▸ Problem requirements
From the entries that follow, extract each line holding the string "JSON".

[Website and app data records]
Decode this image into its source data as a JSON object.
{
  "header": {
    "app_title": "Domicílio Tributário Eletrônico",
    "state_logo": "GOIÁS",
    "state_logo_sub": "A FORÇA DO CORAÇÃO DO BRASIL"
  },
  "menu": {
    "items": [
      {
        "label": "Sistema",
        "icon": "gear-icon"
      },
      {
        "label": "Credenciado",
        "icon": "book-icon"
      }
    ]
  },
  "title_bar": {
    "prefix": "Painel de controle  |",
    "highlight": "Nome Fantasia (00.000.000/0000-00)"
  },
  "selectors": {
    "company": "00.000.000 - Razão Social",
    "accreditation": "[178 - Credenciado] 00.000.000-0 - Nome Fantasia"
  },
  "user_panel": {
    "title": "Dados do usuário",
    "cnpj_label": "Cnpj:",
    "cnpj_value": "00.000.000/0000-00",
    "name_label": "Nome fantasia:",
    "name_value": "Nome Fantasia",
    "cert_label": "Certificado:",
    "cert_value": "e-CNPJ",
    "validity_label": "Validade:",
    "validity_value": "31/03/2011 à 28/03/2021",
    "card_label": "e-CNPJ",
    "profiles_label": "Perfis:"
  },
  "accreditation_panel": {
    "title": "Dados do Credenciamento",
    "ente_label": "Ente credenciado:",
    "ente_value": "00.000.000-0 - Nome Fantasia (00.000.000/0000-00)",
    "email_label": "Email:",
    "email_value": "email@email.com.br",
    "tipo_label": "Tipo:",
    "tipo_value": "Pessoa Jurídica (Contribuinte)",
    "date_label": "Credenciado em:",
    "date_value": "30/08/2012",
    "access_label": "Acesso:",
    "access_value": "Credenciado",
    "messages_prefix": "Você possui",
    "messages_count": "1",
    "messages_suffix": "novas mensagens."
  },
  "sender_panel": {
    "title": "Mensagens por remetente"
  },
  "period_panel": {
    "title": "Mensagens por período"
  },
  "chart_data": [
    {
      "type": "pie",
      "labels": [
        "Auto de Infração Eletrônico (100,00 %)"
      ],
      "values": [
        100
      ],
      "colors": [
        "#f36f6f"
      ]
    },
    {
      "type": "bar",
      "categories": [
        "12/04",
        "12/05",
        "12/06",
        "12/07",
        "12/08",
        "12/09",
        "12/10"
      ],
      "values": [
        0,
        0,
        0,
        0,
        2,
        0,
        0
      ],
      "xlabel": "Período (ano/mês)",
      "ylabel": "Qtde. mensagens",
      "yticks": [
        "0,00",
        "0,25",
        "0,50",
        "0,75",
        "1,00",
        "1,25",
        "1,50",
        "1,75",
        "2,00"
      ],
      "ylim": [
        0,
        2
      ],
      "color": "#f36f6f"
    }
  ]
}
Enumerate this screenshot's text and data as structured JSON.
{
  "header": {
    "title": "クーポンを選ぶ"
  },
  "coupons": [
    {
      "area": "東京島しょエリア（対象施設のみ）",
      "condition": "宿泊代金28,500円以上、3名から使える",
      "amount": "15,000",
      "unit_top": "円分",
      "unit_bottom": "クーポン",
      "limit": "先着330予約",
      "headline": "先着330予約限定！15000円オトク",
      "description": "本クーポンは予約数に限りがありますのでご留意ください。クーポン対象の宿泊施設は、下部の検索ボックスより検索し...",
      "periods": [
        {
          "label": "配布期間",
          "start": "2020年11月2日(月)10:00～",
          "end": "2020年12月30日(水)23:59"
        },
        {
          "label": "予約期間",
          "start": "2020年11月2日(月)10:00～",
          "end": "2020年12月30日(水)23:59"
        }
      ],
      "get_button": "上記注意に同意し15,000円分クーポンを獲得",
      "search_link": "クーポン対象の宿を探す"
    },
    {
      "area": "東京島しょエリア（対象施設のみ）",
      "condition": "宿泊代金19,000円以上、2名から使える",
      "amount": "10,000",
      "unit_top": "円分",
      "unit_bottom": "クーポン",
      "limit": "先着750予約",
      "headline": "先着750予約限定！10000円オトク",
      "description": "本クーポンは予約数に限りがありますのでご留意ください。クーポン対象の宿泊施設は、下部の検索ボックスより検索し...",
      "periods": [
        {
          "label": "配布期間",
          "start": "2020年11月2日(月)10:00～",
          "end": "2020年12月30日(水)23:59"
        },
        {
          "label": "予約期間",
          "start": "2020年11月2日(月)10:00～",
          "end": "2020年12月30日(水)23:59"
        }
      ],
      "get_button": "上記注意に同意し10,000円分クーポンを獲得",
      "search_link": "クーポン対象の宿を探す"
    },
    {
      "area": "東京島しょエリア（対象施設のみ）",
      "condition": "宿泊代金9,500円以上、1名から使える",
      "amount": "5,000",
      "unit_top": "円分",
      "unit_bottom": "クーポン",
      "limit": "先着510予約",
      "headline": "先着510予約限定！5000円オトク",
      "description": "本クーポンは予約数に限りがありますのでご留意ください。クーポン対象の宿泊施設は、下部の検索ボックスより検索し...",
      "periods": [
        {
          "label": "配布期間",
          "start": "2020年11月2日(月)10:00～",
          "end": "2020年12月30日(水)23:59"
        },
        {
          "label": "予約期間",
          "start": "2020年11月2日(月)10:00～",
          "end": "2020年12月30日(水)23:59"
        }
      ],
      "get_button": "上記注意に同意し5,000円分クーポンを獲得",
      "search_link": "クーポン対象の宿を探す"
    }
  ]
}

▸ Task output
Decode this image into its source data as a JSON object.
Enumerate this screenshot's text and data as structured JSON.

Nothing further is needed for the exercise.